- _DIRECTIONS_
Lines that include the string "true" are the ones to copy from the entries below.

[Source data]
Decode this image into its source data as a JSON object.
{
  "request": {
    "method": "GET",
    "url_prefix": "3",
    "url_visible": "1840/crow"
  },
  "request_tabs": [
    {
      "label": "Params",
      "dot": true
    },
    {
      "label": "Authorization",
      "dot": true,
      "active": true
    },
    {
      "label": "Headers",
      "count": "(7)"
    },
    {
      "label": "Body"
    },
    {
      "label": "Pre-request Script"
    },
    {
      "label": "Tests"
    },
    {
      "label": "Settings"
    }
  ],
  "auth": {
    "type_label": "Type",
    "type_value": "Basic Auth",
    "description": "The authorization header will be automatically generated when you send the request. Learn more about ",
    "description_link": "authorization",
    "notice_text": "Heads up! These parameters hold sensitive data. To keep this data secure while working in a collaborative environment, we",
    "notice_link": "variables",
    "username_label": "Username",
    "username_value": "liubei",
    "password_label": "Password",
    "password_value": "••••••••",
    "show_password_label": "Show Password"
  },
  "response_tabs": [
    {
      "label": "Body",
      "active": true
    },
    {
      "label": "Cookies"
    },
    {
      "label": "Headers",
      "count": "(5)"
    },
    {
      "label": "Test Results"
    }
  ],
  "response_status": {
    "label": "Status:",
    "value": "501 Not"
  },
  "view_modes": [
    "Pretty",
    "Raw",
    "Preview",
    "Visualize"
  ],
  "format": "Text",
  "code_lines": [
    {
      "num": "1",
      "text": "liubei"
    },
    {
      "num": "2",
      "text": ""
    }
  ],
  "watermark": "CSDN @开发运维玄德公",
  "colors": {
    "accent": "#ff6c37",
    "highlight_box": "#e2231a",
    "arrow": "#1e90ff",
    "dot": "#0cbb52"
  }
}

- _PROBLEM SOLUTION_
      "dot": true
      "dot": true,
      "active": true
      "active": true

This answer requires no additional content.